Sweet white wines to know
Any white wine can be produced in a sweet style (it’s a winemaking technique, not a grape thing), however traditionally several varieties are made in this way and they include:
*Chenin Blanc and Torrontés are not always made in a sweet style. Pay attention to producer notes.
These wine varieties (save for Chenin) are called aromatic varieties due to a high prevalence of a certain type of aroma compound called terpenes. Terpenes give aromatic varieties beautiful sweet perfumed aromas. Just so you know, there are also several aromatic red varieties too including Schiava (aka Trollinger), Brachetto, Red Muscat and Freisa.
Matching Sweet White Wines with Food
There is a simple test you can do to see if a food matches with a wine. Take a bite of food, chew a bit and then sip a little bit of wine. When the wine adds a positive congruent or complementary flavor then you’ve got a good pairing. For matching sweet white wines, you want to take note of their basic flavor components of sweetness, tartness (acidity) and medium-light intensity. Then, using these attributes you can combine them with the components of a dish.
Sweet white wine pairing tips:
Example Pairings with Sweet White Wines
Naturally, it helps to see some examples to help get you started thinking in the right direction. Here are a few awesome off-the-wall sweet white wine pairings to know:
Gewürztraminer Wine with Dim Sum

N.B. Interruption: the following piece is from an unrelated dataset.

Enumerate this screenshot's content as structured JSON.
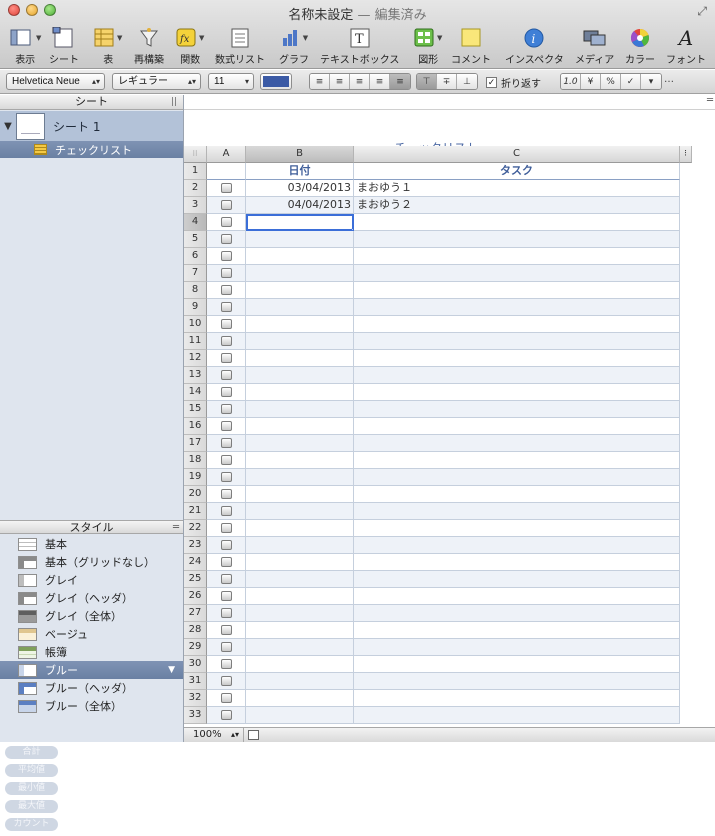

Gewürztraminer packs a little more punch than the others with a little higher level of alcohol and characteristically lower acidity. This will make it taste a little sweeter, even though most are technically less sweet than the other wines in this category. For these reasons, poached/steamed dishes with subtle flavoring are a great route for Gewürz. You don’t want to go too spicy with this guy, unless we’re talking the brown spices of clove and anise. The wine also does wonders with chives and green onions (Chinese green onion pancakes anyone?). BYO Gewürztraminer to your next Dim Sum and delight in the most amazing Sunday brunch.
Riesling Wine with Som Tum (Green Papaya Salad) and Pad Thai
Sweet styles of Riesling may originate from Germany, but it seems they were always meant for Thai, Indian and Vietnamese food. When you enjoy these foods in an authentic way, your mouth will start to burn and this is where Riesling’s unique traits come in. The high acidity in Riesling will strip off the proteins and fats from your tongue and the sweetness will calm the fiery burn of capsicum (the spice compound found in red pepper). Plus, if you’re smart (you are if you’re actually reading this), you will super chill the wine (for one hour in your freezer) before getting into your next dish of 5-star spicy Thai.
Moscato d’Asti Wine with Mascarpone Tart
Moscato d’Asti tips over the edge from the dinner category into dessert. This is because Moscato tastes sweeter than the others. Average sweetness levels for a bottle of Moscato d’Asti range from about a 90–120 g/L RS–which is about as much as a coke,–and since the acidity is lower than soda, the perceived sweetness of Moscato is higher. The taste of the wine is also extremely delicate. It will disappear matched against a rich chocolate torte or whiskey bread pudding. So, match it with creamy, rich desserts with softer flavors such as caramel, vanilla and coconut.
Pair Wine with Food Everyday
See the advanced food & wine pairing chart to match wines with different ingredients and preparation methods.